Melba's Das Rheingold is the second installment in their issue of live performances recorded at the Adelaide Festival with the State Opera of South Australia. For the most part singers are Australian, and first-class. Die Walküre was issued some months ago (see REVIEW). Das Rheingold continues the high level of performance, highlighted by John Bröcheler's Wotan. The cast is strong throughout, with conductor Asher Fisch leading a performances that emphasizes the lyric elements of the score but misses none of the drama. The surround sound is excellent, with plenty of space around the singers. The orchestra is rather recessed, natural in perspective.But don't expect the sheer sonic impact heard on the somewhat over-produced Solti 1958 Decca recording.

In October 2005 this site reviewed an extraordinary SACD of music by David Chesky featuring his concertos for violin and flute (see REVIEW). Now we have another terrific disk from the same source, called "Urban Concertos," with his Piano Concerto, Bassoon Concerto and Concerto for Orchestra, each one approximately 24 minutes in length. Unfortunately, program notes are minimal telling us nothing about the three works except that all were inspired by sounds from the streets of New York—jazz, Latin, world, hip hop, rock and popular, with a nod to Bartók, Stravinsky and other "classical" composers. All three concertos are highly rhythmic and percussive, challenging not only for the featured soloists, but for everyone involved.
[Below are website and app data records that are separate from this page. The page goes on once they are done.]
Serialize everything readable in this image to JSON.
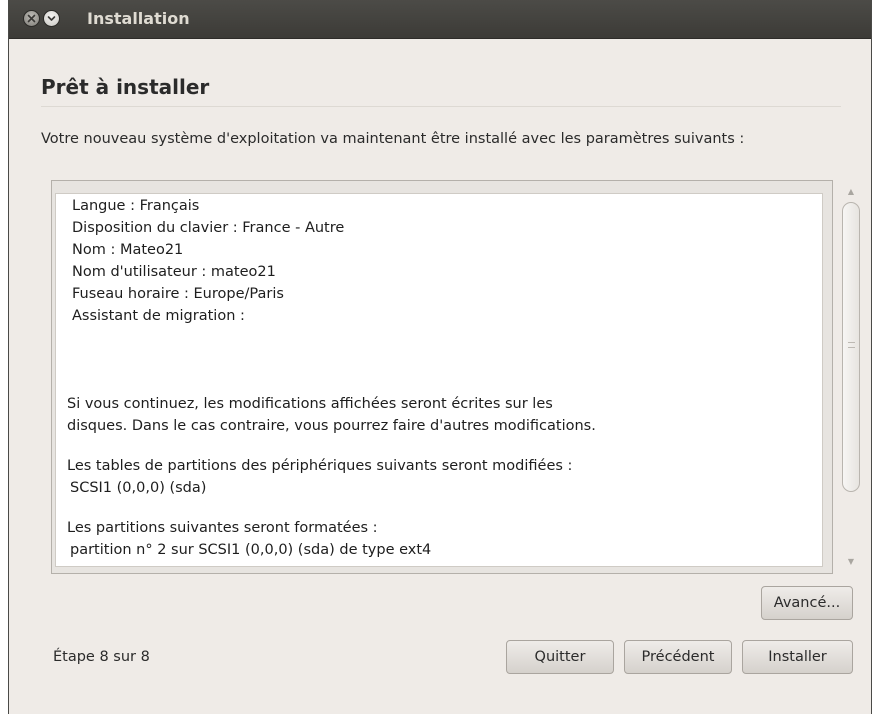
{
  "window": {
    "title": "Installation"
  },
  "page": {
    "heading": "Prêt à installer",
    "intro": "Votre nouveau système d'exploitation va maintenant être installé avec les paramètres suivants :"
  },
  "summary": {
    "settings": [
      "Langue : Français",
      "Disposition du clavier : France - Autre",
      "Nom : Mateo21",
      "Nom d'utilisateur : mateo21",
      "Fuseau horaire : Europe/Paris",
      "Assistant de migration :"
    ],
    "warning_line1": "Si vous continuez, les modifications affichées seront écrites sur les",
    "warning_line2": "disques. Dans le cas contraire, vous pourrez faire d'autres modifications.",
    "partition_tables_heading": "Les tables de partitions des périphériques suivants seront modifiées :",
    "partition_tables_device": "SCSI1 (0,0,0) (sda)",
    "formatted_heading": "Les partitions suivantes seront formatées :",
    "formatted_partition": "partition n° 2 sur SCSI1 (0,0,0) (sda) de type ext4"
  },
  "buttons": {
    "advanced": "Avancé...",
    "quit": "Quitter",
    "previous": "Précédent",
    "install": "Installer"
  },
  "footer": {
    "step": "Étape 8 sur 8"
  }
}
The 24-minute Piano Concerto has two spiky outer movements separated by a nostalgic interlude that begins and ends softly after a jazzy middle section. The last movement is filled with large smashing chord clusters, all highly rhythmic of course, and punctuated by percussion—and surprisingly this vivid concerto ends quietly. The 24-minute Bassoon Concerto is a welcome addition to the repertory, a true tour de force for the soloist, filled with whimsy, and the fabled bassoon opening of Stravinsky's Sacre du Printemps, one of the most famous bassoon solos in orchestral repertory, quoted several times. Chesky's Concerto for Orchestra surely won't replace Bartók's, but it is an imaginative exercise in orchestral writing and proves again that David Chesky is an important composer on today's music scene. I've never heard of conductor or soloists featured on this disk—they are first-rate throughout, as is the Norrlands Opera Orchestra. Sonic quality is outstanding, as we have come to expect from the label. Highly recommended!

R.E.B. (February 2007)